Two factors now bring Ali Mohsen out of the shadows: a war that has dragged on too long and the need for someone to unite the diverse military factions for a decisive win against the Houthis. Two important battles loom in this regard, the one for Ta’iz, Yemen’s third-largest city, and the one for Sanaa, the nation’s capital. The Houthis have laid siege to Ta’iz for months. Anti-Houthi forces have held out in the city center, but Saudi-led forces have not yet succeeded in breaking the siege. The battle for Sana’a, symbolically and strategically critical for a final victory, has yet to begin and poses a major challenge for the array of disparate forces poised to attempt the literally and figuratively uphill battle. The day after a theoretical victory remains just as uncertain. With Yemen’s old military broken and anti-Houthi forces cobbled from various regions, factions, and sundry contributing nations, the ability to hold the country together would require a new military and a new security structure. Further, there would be an urgent need to roll back the gains made by al-Qa’eda in the Arabian Peninsula (AQAP) and the Yemen branch of the Islamic State (ISIS or ISIL), forces that now control a large chunk of territory in the south and may gain even more territory if allowed to have a hand in defeating Houthis in Taiz and Sana’a.
Ali Mohsen, however, has critical flaws. In addition to arms merchants and fuel smugglers, he has had questionable dealings with extremists throughout his career, connections that made him powerful in the context of traditional Yemeni politics.
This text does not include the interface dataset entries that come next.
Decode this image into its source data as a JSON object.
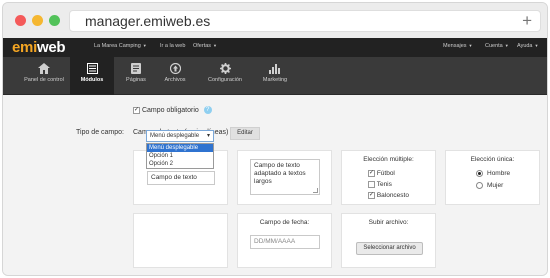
{
  "browser": {
    "url": "manager.emiweb.es"
  },
  "brand": {
    "logo_left": "emi",
    "logo_right": "web"
  },
  "topnav": {
    "left": [
      "La Marea Camping",
      "Ir a la web",
      "Ofertas"
    ],
    "right": [
      "Mensajes",
      "Cuenta",
      "Ayuda"
    ]
  },
  "modules": [
    {
      "label": "Panel de control",
      "icon": "home-icon"
    },
    {
      "label": "Módulos",
      "icon": "list-icon"
    },
    {
      "label": "Páginas",
      "icon": "pages-icon"
    },
    {
      "label": "Archivos",
      "icon": "upload-icon"
    },
    {
      "label": "Configuración",
      "icon": "gear-icon"
    },
    {
      "label": "Marketing",
      "icon": "bar-chart-icon"
    }
  ],
  "form": {
    "obligatorio": "Campo obligatorio",
    "help": "?",
    "tipo_label": "Tipo de campo:",
    "tipo_value": "Campo de texto (varias líneas)",
    "editar": "Editar",
    "check_mark": "✓"
  },
  "cards": {
    "texto_value": "Campo de texto",
    "textarea_value": "Campo de texto adaptado a textos largos",
    "multiple": {
      "title": "Elección múltiple:",
      "options": [
        "Fútbol",
        "Tenis",
        "Baloncesto"
      ],
      "checked": [
        true,
        false,
        true
      ]
    },
    "unica": {
      "title": "Elección única:",
      "options": [
        "Hombre",
        "Mujer"
      ],
      "selected": 0
    },
    "select": {
      "value": "Menú desplegable",
      "arrow": "▾",
      "options": [
        "Menú desplegable",
        "Opción 1",
        "Opción 2"
      ]
    },
    "fecha": {
      "title": "Campo de fecha:",
      "placeholder": "DD/MM/AAAA"
    },
    "archivo": {
      "title": "Subir archivo:",
      "button": "Seleccionar archivo"
    }
  },
  "colors": {
    "logo_accent": "#f5a623",
    "topbar": "#222222",
    "modbar": "#3a3a3a",
    "select_highlight": "#2f73d0"
  }
}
Yet the same qualifications that made him strong in the past hamstring his current bid to power. The bulk of Yemen’s armed forces, especially the Republican Guard, have gone to Saleh and the Houthis. Militarily, what remains of the old military would not be sufficient to win the war and keep the peace afterwards. Politically, the Southern Hirak Movement regards Ali Mohsen as another strong man from the north, who brought northern Salafi groups to the south—an unwelcome figure to rule over them once again. In a similar vein, the Houthis consider Ali Mohsen a mortal enemy for his role in six years of war against them and his support for a Salafi school implanted in their capital Saada to propagate an unwelcome brand of Islam among them. To the extent that a post-war reconciliation is possible, the general is the wrong man for the job. Even the tribes in Marib and Hadramawt would refuse to fall subservient to another strong man’s rule and would demand a different power-sharing arrangement that would likely exclude Ali Mohsen.
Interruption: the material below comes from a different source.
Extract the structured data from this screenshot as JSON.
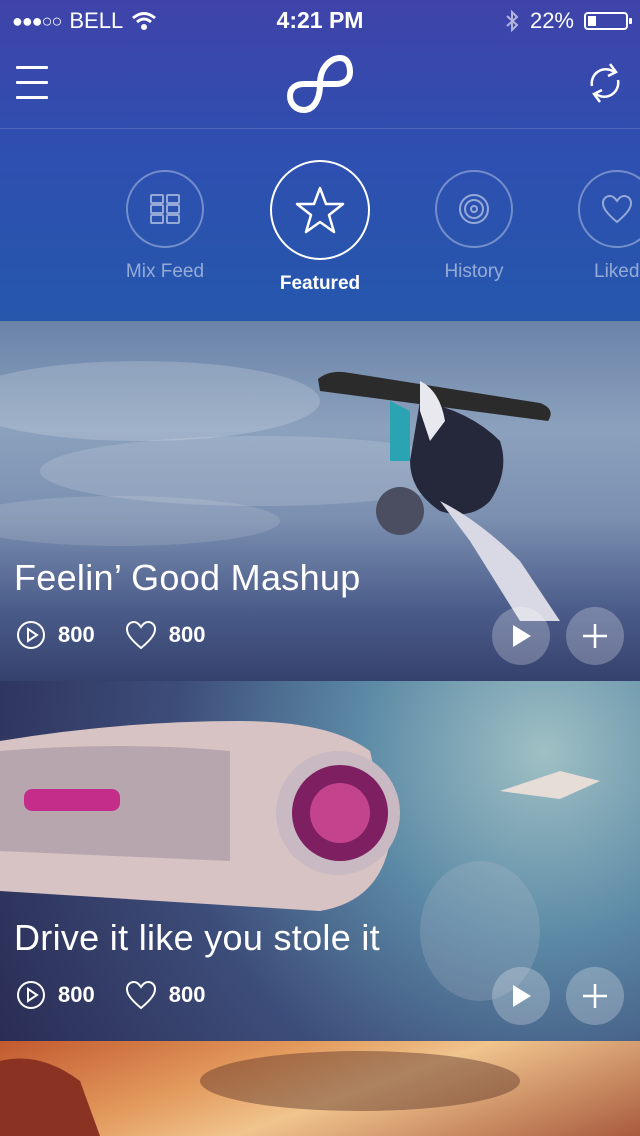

The young civil society leaders who started the uprising in 2011 sought to upend authoritarian rule in favor of a modern democracy, one that eschews corruption and enshrines the rule of law and respect for human rights. With his renowned Salafi leanings and attachment to a more radical Islamic political agenda than Saleh ever had, Ali Mohsen at the helm would signal a return to a past that the country’s secular youth have clearly rejected. While he may win a few battles for the Hadi government, Ali Mohsen is the wrong political choice to bet on to help Yemen transition to a better more democratic future.
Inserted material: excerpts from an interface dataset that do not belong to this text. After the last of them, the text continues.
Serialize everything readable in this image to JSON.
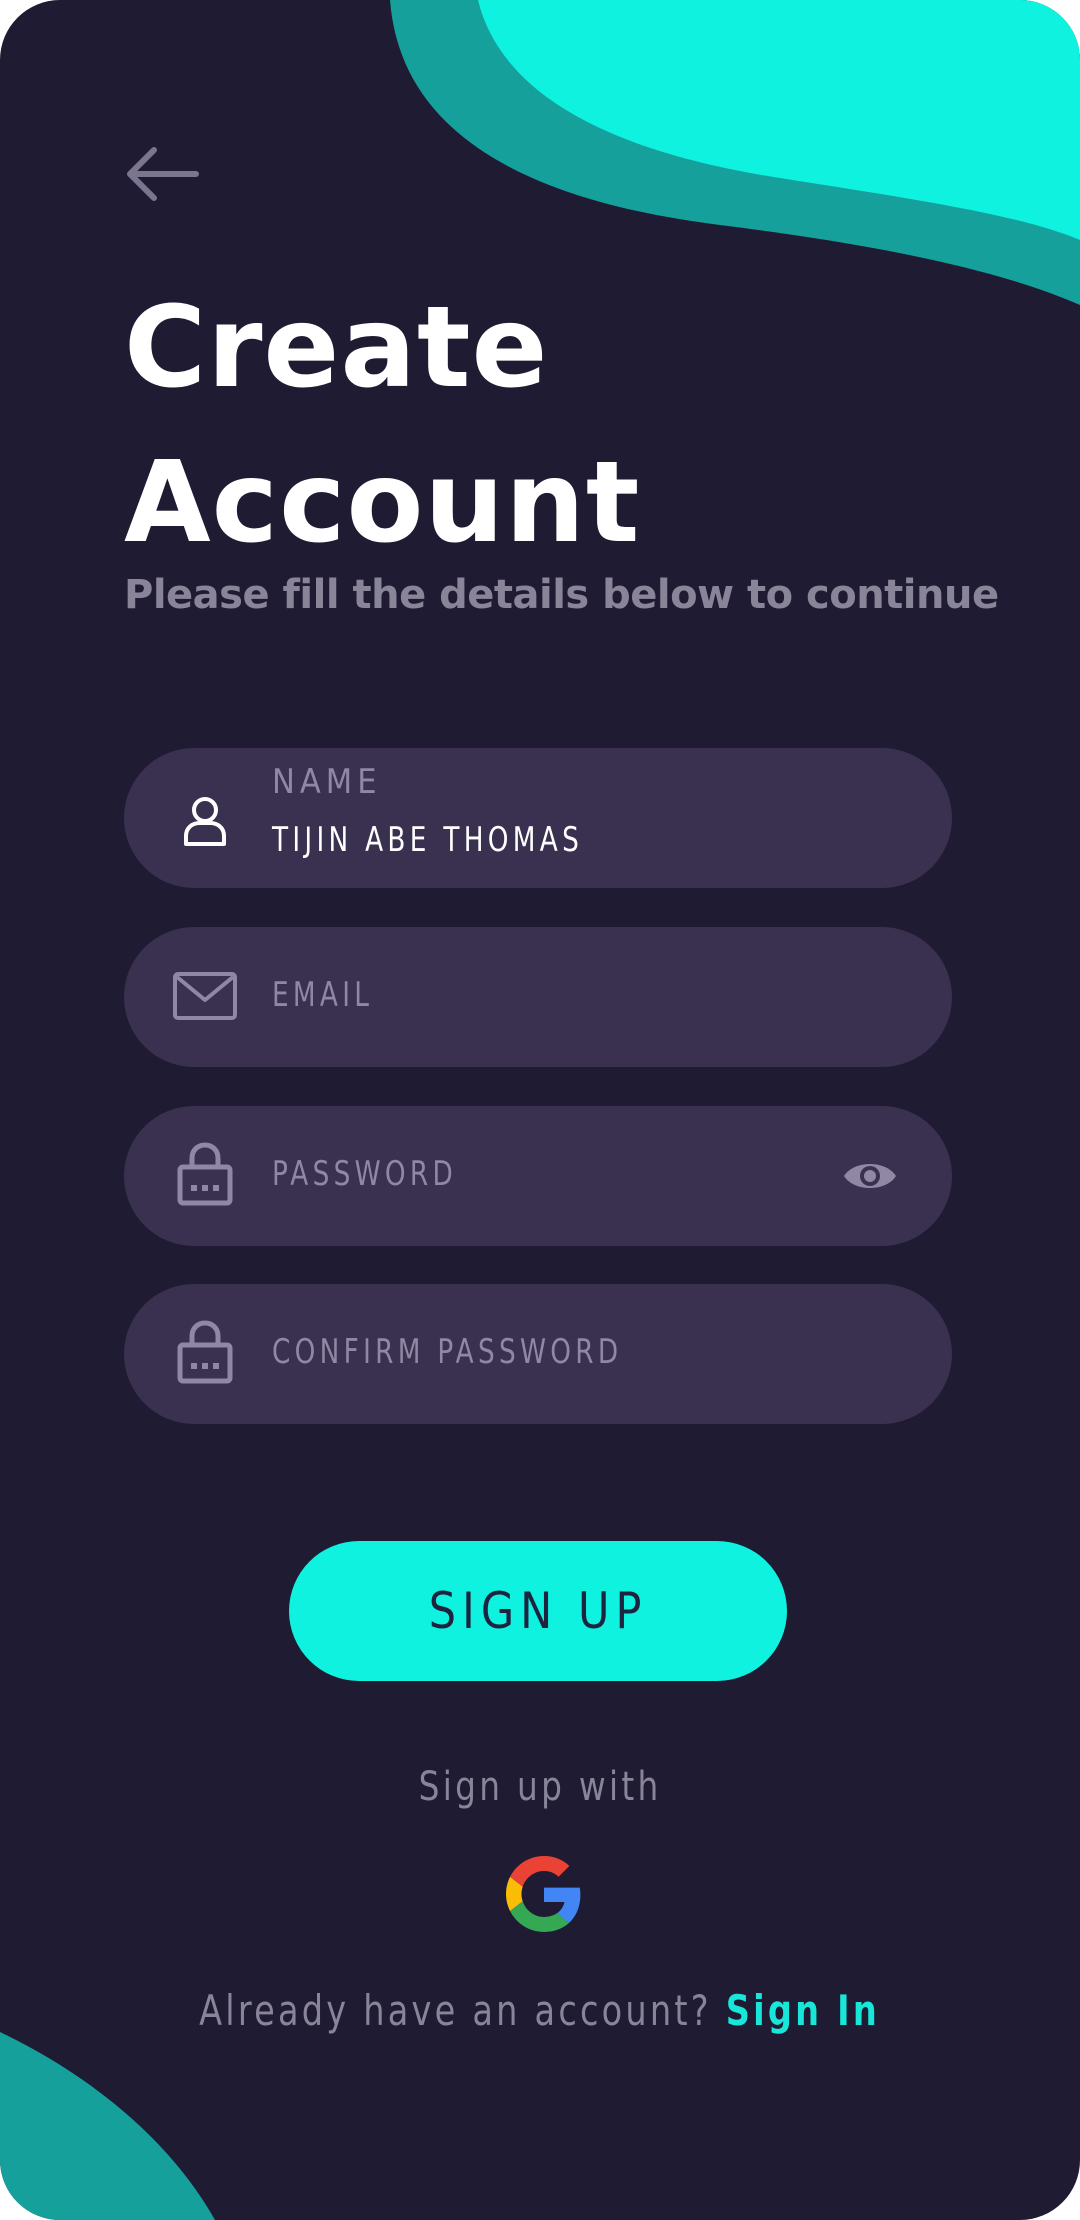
{
  "header": {
    "back_icon": "arrow-left-icon",
    "title_line1": "Create",
    "title_line2": "Account",
    "subtitle": "Please fill the details below to continue"
  },
  "form": {
    "name": {
      "label": "NAME",
      "value": "TIJIN ABE THOMAS",
      "icon": "user-icon"
    },
    "email": {
      "placeholder": "EMAIL",
      "icon": "mail-icon"
    },
    "password": {
      "placeholder": "PASSWORD",
      "icon": "lock-icon",
      "toggle_icon": "eye-icon"
    },
    "confirm_password": {
      "placeholder": "CONFIRM PASSWORD",
      "icon": "lock-icon"
    }
  },
  "actions": {
    "signup_label": "SIGN UP",
    "signup_with": "Sign up with",
    "social_icon": "google-icon"
  },
  "footer": {
    "prompt": "Already have an account?",
    "link": "Sign In"
  },
  "colors": {
    "background": "#1f1b32",
    "field": "#3a3150",
    "accent": "#10f2e0",
    "accent_dark": "#16a09c",
    "muted_text": "#8a8499"
  }
}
Nabeel Khoury is a Nonresident Senior Fellow at the Atlantic Council’s Rafik Hariri Center for the Middle East.